■ **THE PROBLEM**:
What you give back must match the records below exactly.

Items from an interface collection:

= = =

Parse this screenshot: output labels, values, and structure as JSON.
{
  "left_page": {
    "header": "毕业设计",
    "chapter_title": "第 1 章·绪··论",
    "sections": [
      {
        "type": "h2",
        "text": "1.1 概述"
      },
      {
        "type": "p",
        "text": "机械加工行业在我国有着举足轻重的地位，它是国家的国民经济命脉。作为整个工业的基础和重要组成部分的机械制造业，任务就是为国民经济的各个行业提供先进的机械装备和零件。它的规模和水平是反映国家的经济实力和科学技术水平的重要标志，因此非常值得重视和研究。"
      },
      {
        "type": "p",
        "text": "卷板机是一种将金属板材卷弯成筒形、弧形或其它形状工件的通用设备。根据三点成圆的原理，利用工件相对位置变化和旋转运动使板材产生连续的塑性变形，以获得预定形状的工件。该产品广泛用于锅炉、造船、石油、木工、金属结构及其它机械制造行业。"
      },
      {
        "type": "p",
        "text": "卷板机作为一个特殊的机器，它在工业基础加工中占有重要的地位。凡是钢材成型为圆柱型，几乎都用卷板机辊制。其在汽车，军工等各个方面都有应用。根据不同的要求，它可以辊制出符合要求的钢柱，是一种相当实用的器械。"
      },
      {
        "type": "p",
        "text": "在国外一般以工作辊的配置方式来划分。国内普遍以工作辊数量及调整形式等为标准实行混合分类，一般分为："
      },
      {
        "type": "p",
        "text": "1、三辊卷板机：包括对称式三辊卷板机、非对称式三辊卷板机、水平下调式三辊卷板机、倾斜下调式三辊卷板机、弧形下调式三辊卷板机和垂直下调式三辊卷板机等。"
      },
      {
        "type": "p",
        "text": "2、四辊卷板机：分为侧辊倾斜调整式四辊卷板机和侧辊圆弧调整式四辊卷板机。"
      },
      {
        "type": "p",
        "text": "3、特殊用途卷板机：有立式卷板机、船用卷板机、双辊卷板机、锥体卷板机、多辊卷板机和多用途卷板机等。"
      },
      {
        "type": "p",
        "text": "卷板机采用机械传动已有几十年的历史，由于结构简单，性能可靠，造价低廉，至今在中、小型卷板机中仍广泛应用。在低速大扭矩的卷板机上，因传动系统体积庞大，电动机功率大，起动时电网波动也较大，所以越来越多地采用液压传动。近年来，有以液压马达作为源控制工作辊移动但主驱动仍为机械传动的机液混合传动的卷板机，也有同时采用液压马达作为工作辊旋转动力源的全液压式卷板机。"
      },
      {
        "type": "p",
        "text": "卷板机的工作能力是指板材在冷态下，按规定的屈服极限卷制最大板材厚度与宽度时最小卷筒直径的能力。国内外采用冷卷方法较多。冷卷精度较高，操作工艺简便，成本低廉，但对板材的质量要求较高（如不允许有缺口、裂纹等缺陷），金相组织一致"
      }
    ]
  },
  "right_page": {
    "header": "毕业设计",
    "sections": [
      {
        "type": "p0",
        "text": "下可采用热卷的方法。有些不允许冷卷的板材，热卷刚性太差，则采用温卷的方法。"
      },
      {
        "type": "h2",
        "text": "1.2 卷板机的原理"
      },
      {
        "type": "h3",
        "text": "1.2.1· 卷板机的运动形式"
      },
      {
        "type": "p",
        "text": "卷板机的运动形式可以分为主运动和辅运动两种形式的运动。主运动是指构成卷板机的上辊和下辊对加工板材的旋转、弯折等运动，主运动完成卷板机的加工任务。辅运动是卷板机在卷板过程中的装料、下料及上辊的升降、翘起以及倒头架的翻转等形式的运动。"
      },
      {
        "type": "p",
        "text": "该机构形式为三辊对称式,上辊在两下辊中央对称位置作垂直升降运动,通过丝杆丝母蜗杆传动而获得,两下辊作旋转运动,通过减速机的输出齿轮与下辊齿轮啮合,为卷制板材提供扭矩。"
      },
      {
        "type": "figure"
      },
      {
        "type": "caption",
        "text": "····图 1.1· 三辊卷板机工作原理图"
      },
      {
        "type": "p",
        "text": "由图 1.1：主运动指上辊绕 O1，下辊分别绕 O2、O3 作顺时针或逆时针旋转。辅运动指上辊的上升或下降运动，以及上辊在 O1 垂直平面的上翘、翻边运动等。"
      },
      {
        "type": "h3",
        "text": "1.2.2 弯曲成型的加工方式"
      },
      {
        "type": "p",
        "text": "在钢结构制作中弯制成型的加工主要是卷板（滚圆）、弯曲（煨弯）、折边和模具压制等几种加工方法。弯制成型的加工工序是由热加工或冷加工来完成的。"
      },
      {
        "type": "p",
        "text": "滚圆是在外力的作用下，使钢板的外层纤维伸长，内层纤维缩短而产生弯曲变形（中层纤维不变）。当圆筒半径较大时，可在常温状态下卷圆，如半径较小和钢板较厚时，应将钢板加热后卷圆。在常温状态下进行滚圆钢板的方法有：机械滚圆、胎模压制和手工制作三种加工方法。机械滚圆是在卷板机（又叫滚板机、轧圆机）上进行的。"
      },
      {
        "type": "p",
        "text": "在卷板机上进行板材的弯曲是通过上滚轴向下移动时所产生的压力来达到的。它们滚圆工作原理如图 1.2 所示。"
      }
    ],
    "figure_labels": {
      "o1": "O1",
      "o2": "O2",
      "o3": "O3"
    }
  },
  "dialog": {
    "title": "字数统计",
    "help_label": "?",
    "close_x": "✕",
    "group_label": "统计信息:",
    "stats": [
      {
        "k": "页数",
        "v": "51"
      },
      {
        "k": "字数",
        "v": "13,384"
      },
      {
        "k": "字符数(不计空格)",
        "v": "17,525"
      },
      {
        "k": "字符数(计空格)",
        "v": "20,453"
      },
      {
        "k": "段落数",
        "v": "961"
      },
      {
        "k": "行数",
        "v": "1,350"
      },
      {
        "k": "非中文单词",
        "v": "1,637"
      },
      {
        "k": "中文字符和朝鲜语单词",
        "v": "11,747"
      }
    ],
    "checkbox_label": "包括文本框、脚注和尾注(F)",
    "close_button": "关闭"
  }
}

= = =

■ **ANSWER TO THE EXERCISE**:
Parse this screenshot: output labels, values, and structure as JSON.
{
  "left_page": {
    "header": "毕业设计",
    "chapter_title": "第 1 章·绪··论",
    "sections": [
      {
        "type": "h2",
        "text": "1.1 概述"
      },
      {
        "type": "p",
        "text": "机械加工行业在我国有着举足轻重的地位，它是国家的国民经济命脉。作为整个工业的基础和重要组成部分的机械制造业，任务就是为国民经济的各个行业提供先进的机械装备和零件。它的规模和水平是反映国家的经济实力和科学技术水平的重要标志，因此非常值得重视和研究。"
      },
      {
        "type": "p",
        "text": "卷板机是一种将金属板材卷弯成筒形、弧形或其它形状工件的通用设备。根据三点成圆的原理，利用工件相对位置变化和旋转运动使板材产生连续的塑性变形，以获得预定形状的工件。该产品广泛用于锅炉、造船、石油、木工、金属结构及其它机械制造行业。"
      },
      {
        "type": "p",
        "text": "卷板机作为一个特殊的机器，它在工业基础加工中占有重要的地位。凡是钢材成型为圆柱型，几乎都用卷板机辊制。其在汽车，军工等各个方面都有应用。根据不同的要求，它可以辊制出符合要求的钢柱，是一种相当实用的器械。"
      },
      {
        "type": "p",
        "text": "在国外一般以工作辊的配置方式来划分。国内普遍以工作辊数量及调整形式等为标准实行混合分类，一般分为："
      },
      {
        "type": "p",
        "text": "1、三辊卷板机：包括对称式三辊卷板机、非对称式三辊卷板机、水平下调式三辊卷板机、倾斜下调式三辊卷板机、弧形下调式三辊卷板机和垂直下调式三辊卷板机等。"
      },
      {
        "type": "p",
        "text": "2、四辊卷板机：分为侧辊倾斜调整式四辊卷板机和侧辊圆弧调整式四辊卷板机。"
      },
      {
        "type": "p",
        "text": "3、特殊用途卷板机：有立式卷板机、船用卷板机、双辊卷板机、锥体卷板机、多辊卷板机和多用途卷板机等。"
      },
      {
        "type": "p",
        "text": "卷板机采用机械传动已有几十年的历史，由于结构简单，性能可靠，造价低廉，至今在中、小型卷板机中仍广泛应用。在低速大扭矩的卷板机上，因传动系统体积庞大，电动机功率大，起动时电网波动也较大，所以越来越多地采用液压传动。近年来，有以液压马达作为源控制工作辊移动但主驱动仍为机械传动的机液混合传动的卷板机，也有同时采用液压马达作为工作辊旋转动力源的全液压式卷板机。"
      },
      {
        "type": "p",
        "text": "卷板机的工作能力是指板材在冷态下，按规定的屈服极限卷制最大板材厚度与宽度时最小卷筒直径的能力。国内外采用冷卷方法较多。冷卷精度较高，操作工艺简便，成本低廉，但对板材的质量要求较高（如不允许有缺口、裂纹等缺陷），金相组织一致"
      }
    ]
  },
  "right_page": {
    "header": "毕业设计",
    "sections": [
      {
        "type": "p0",
        "text": "下可采用热卷的方法。有些不允许冷卷的板材，热卷刚性太差，则采用温卷的方法。"
      },
      {
        "type": "h2",
        "text": "1.2 卷板机的原理"
      },
      {
        "type": "h3",
        "text": "1.2.1· 卷板机的运动形式"
      },
      {
        "type": "p",
        "text": "卷板机的运动形式可以分为主运动和辅运动两种形式的运动。主运动是指构成卷板机的上辊和下辊对加工板材的旋转、弯折等运动，主运动完成卷板机的加工任务。辅运动是卷板机在卷板过程中的装料、下料及上辊的升降、翘起以及倒头架的翻转等形式的运动。"
      },
      {
        "type": "p",
        "text": "该机构形式为三辊对称式,上辊在两下辊中央对称位置作垂直升降运动,通过丝杆丝母蜗杆传动而获得,两下辊作旋转运动,通过减速机的输出齿轮与下辊齿轮啮合,为卷制板材提供扭矩。"
      },
      {
        "type": "figure"
      },
      {
        "type": "caption",
        "text": "····图 1.1· 三辊卷板机工作原理图"
      },
      {
        "type": "p",
        "text": "由图 1.1：主运动指上辊绕 O1，下辊分别绕 O2、O3 作顺时针或逆时针旋转。辅运动指上辊的上升或下降运动，以及上辊在 O1 垂直平面的上翘、翻边运动等。"
      },
      {
        "type": "h3",
        "text": "1.2.2 弯曲成型的加工方式"
      },
      {
        "type": "p",
        "text": "在钢结构制作中弯制成型的加工主要是卷板（滚圆）、弯曲（煨弯）、折边和模具压制等几种加工方法。弯制成型的加工工序是由热加工或冷加工来完成的。"
      },
      {
        "type": "p",
        "text": "滚圆是在外力的作用下，使钢板的外层纤维伸长，内层纤维缩短而产生弯曲变形（中层纤维不变）。当圆筒半径较大时，可在常温状态下卷圆，如半径较小和钢板较厚时，应将钢板加热后卷圆。在常温状态下进行滚圆钢板的方法有：机械滚圆、胎模压制和手工制作三种加工方法。机械滚圆是在卷板机（又叫滚板机、轧圆机）上进行的。"
      },
      {
        "type": "p",
        "text": "在卷板机上进行板材的弯曲是通过上滚轴向下移动时所产生的压力来达到的。它们滚圆工作原理如图 1.2 所示。"
      }
    ],
    "figure_labels": {
      "o1": "O1",
      "o2": "O2",
      "o3": "O3"
    }
  },
  "dialog": {
    "title": "字数统计",
    "help_label": "?",
    "close_x": "✕",
    "group_label": "统计信息:",
    "stats": [
      {
        "k": "页数",
        "v": "51"
      },
      {
        "k": "字数",
        "v": "13,384"
      },
      {
        "k": "字符数(不计空格)",
        "v": "17,525"
      },
      {
        "k": "字符数(计空格)",
        "v": "20,453"
      },
      {
        "k": "段落数",
        "v": "961"
      },
      {
        "k": "行数",
        "v": "1,350"
      },
      {
        "k": "非中文单词",
        "v": "1,637"
      },
      {
        "k": "中文字符和朝鲜语单词",
        "v": "11,747"
      }
    ],
    "checkbox_label": "包括文本框、脚注和尾注(F)",
    "close_button": "关闭"
  }
}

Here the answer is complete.